Final testing on the new Misa Digital NSC-16! April 10 2016
Alternative Misa Tri-bass body shapes February 29 2016
Just got this photo from a happy Misa NSC-32 owner February 18 2016
NSC-32 Instruction Manual now online! January 08 2016
The NSC-32 online instruction manual (more like a reference guide actually) is available here: http://misa-digital.myshopify.com/pages/nsc-32-instruction-manual
It includes video demonstrations of most of the basic functions.
And of course be sure to keep up to date with the latest videos through our Facebook Misa Digital page.
New product released - Misa NSC-32! December 20 2015
This is my take on a step sequencer. It gives the musician / DJ more control over the sequences being played. This was a 13 month side project (I have a full time job). I'm proud of this one.. I had been thinking about this idea for a while now.
Also, assembly and some manufacturing is done in Sydney, Australia. It's annoying that I'm not allowed to say "Made In Australia" because >50% of the parts are made overseas.
New Firmware Update released! March 06 2014
Future Video Tutorials March 06 2014Ryan Parks is currently doing a series of video tutorials on the Misa Tri-bass. They are released each week. You can find them at the Misa YouTube channel here.
Video Blog #4 - Main modes of the Misa Tri-bass September 22 2013
First post July 30 2013
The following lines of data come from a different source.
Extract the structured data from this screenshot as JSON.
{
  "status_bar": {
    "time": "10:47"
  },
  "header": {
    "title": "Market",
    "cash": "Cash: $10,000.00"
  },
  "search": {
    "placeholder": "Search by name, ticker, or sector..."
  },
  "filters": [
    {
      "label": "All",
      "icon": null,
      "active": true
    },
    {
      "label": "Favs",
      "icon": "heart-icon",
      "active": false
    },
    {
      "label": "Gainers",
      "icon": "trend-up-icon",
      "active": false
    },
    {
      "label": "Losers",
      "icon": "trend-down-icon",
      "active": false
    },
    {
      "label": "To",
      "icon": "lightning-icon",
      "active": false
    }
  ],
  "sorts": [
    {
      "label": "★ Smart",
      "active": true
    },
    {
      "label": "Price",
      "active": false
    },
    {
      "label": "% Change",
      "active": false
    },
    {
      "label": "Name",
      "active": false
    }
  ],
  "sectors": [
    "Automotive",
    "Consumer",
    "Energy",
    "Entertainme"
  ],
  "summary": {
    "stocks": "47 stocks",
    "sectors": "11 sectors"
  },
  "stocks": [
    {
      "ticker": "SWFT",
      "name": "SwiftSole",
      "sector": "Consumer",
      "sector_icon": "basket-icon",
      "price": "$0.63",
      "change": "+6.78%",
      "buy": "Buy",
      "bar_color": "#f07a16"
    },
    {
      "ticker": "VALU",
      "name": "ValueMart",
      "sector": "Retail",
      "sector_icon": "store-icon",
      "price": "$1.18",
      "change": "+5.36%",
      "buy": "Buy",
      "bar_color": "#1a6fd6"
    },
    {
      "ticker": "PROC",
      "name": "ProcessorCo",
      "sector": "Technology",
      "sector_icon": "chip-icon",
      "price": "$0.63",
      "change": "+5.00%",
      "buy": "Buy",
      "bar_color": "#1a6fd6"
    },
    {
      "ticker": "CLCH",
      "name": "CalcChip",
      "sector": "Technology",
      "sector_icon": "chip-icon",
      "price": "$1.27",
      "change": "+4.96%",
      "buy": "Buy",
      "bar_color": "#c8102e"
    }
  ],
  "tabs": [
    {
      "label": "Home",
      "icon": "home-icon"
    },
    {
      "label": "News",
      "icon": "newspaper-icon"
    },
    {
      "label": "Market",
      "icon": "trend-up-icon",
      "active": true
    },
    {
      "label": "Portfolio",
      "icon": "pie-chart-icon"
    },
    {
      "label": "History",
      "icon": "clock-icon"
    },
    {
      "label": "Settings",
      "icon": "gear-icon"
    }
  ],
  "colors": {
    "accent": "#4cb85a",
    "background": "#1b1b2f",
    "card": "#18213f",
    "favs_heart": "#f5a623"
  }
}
Hi everyone! I started thinking about the tri-bass when I was walking home one day in August 2012. By the time I reached home I was all "THAT IS QUITE A SICK IDEA." and nodding my head in slow motion. The ideas for this new instrument had already been in my head for a while but the name tri-bass was what made the product tangible in my mind. The name "tri-bass" is supposed to evoke thoughts of a three string bass synth guitar (although obviously it is not limited to bass notes, the reality is that synth bass is the new heavy metal guitar sound). I started actual engineering work in November, making this a 9 month development cycle which I keep telling myself is fast, even though it has felt like the slowest 9 months of my life.
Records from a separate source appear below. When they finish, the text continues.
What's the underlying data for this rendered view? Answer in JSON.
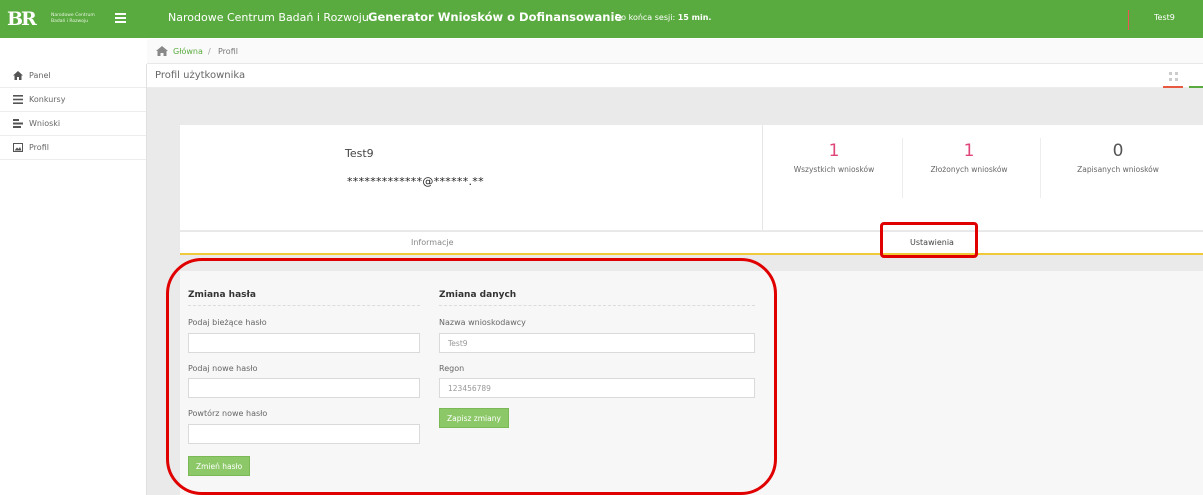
{
  "header": {
    "logo_mark": "BR",
    "logo_text_line1": "Narodowe Centrum",
    "logo_text_line2": "Badań i Rozwoju",
    "organization": "Narodowe Centrum Badań i Rozwoju",
    "app_title": "Generator Wniosków o Dofinansowanie",
    "session_label": "Do końca sesji:",
    "session_value": "15 min.",
    "user": "Test9"
  },
  "breadcrumb": {
    "home": "Główna",
    "separator": "/",
    "current": "Profil"
  },
  "sidebar": {
    "items": [
      {
        "label": "Panel",
        "icon": "home-icon"
      },
      {
        "label": "Konkursy",
        "icon": "list-icon"
      },
      {
        "label": "Wnioski",
        "icon": "documents-icon"
      },
      {
        "label": "Profil",
        "icon": "image-icon"
      }
    ]
  },
  "page": {
    "title": "Profil użytkownika"
  },
  "profile": {
    "name": "Test9",
    "email": "*************@******.**"
  },
  "stats": [
    {
      "value": "1",
      "label": "Wszystkich wniosków"
    },
    {
      "value": "1",
      "label": "Złożonych wniosków"
    },
    {
      "value": "0",
      "label": "Zapisanych wniosków"
    }
  ],
  "tabs": {
    "info": "Informacje",
    "settings": "Ustawienia"
  },
  "password_form": {
    "title": "Zmiana hasła",
    "current_label": "Podaj bieżące hasło",
    "current_value": "",
    "new_label": "Podaj nowe hasło",
    "new_value": "",
    "repeat_label": "Powtórz nowe hasło",
    "repeat_value": "",
    "submit": "Zmień hasło"
  },
  "data_form": {
    "title": "Zmiana danych",
    "name_label": "Nazwa wnioskodawcy",
    "name_value": "Test9",
    "regon_label": "Regon",
    "regon_value": "123456789",
    "submit": "Zapisz zmiany"
  },
  "colors": {
    "brand_green": "#5aab3f",
    "button_green": "#8cc868",
    "stat_pink": "#e0457a",
    "tab_underline": "#f0c93a",
    "annotation_red": "#e00000"
  }
}
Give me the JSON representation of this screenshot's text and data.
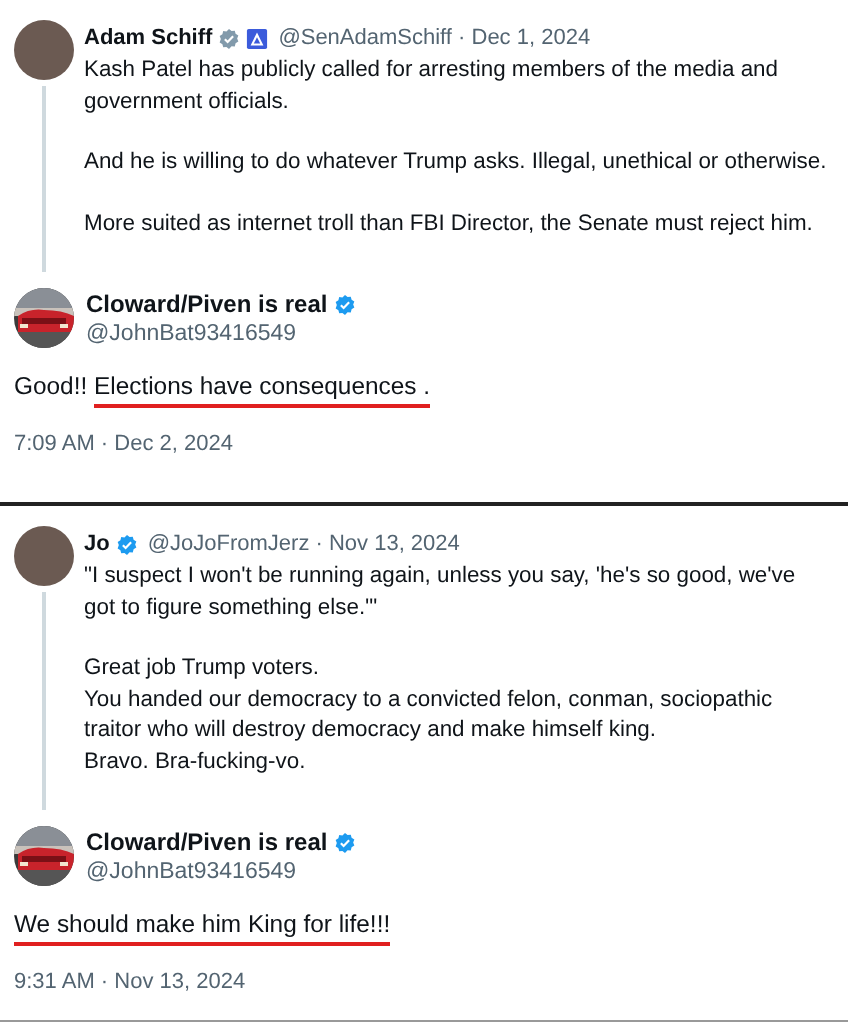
{
  "panels": [
    {
      "original": {
        "name": "Adam Schiff",
        "badges": [
          {
            "kind": "verified",
            "color": "#829aab"
          },
          {
            "kind": "affiliate",
            "color": "#3b5bdb"
          }
        ],
        "meta": "@SenAdamSchiff · Dec 1, 2024",
        "paragraphs": [
          [
            "Kash Patel has publicly called for arresting members of the media and government officials."
          ],
          [
            "And he is willing to do whatever Trump asks. Illegal, unethical or otherwise."
          ],
          [
            "More suited as internet troll than FBI Director, the Senate must reject him."
          ]
        ]
      },
      "reply": {
        "name": "Cloward/Piven is real",
        "badges": [
          {
            "kind": "verified",
            "color": "#1d9bf0"
          }
        ],
        "handle": "@JohnBat93416549",
        "text": [
          {
            "text": "Good!! ",
            "underlined": false
          },
          {
            "text": "Elections have consequences .",
            "underlined": true
          }
        ],
        "time": "7:09 AM · Dec 2, 2024"
      }
    },
    {
      "original": {
        "name": "Jo",
        "badges": [
          {
            "kind": "verified",
            "color": "#1d9bf0"
          }
        ],
        "meta": "@JoJoFromJerz · Nov 13, 2024",
        "paragraphs": [
          [
            "\"I suspect I won't be running again, unless you say, 'he's so good, we've got to figure something else.'\""
          ],
          [
            "Great job Trump voters.",
            "You handed our democracy to a convicted felon, conman, sociopathic traitor who will destroy democracy and make himself king.",
            "Bravo. Bra-fucking-vo."
          ]
        ]
      },
      "reply": {
        "name": "Cloward/Piven is real",
        "badges": [
          {
            "kind": "verified",
            "color": "#1d9bf0"
          }
        ],
        "handle": "@JohnBat93416549",
        "text": [
          {
            "text": "We should make him King for life!!!",
            "underlined": true
          }
        ],
        "time": "9:31 AM · Nov 13, 2024"
      }
    }
  ]
}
Actually the electronics / software design was the least time consuming part of this project. The real problem, and what I consider the barrier to entry for running a company like this, is making these products en masse and at a level of quality that I consider acceptable. That is where the engineering really starts. So for the past five months I have been building these tri-basses and watching the quality get better and better slowly over time as I improved the assembly process. Then I tried making thirty units at once, just to see what would happen. That process, which was supposed to take three weeks, took three months and I encountered every problem imaginable. This is what I call R&D, because I made a lot of mistakes, learned a LOT about building tri-basses and now have set up processes to ensure I do not encounter those problems anymore. What you see in the video on youtube is what I consider to be a "perfect tri-bass".
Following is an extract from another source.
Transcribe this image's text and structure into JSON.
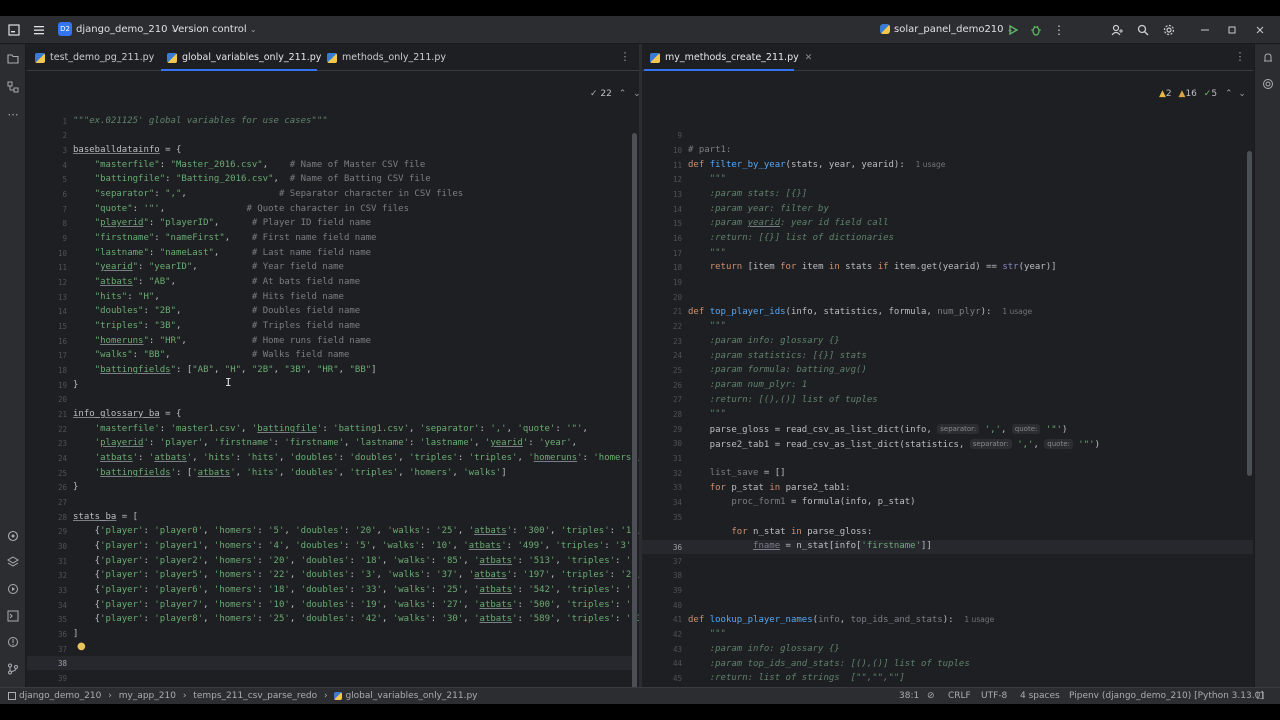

Meanwhile, I have had my tri-bass connected to various DAWs like Ableton during the whole process of software development. The design of the touchscreen has been modified and reverted countless times, to refine it to a point where is deceptively simple to use, but also does not present any limitations when making electronic music. I am a big fan of the latest music and when I hear something good, I'm immediately trying to figure out how to play it on a misa tri-bass. That tends to be the catalyst for any changes to the software.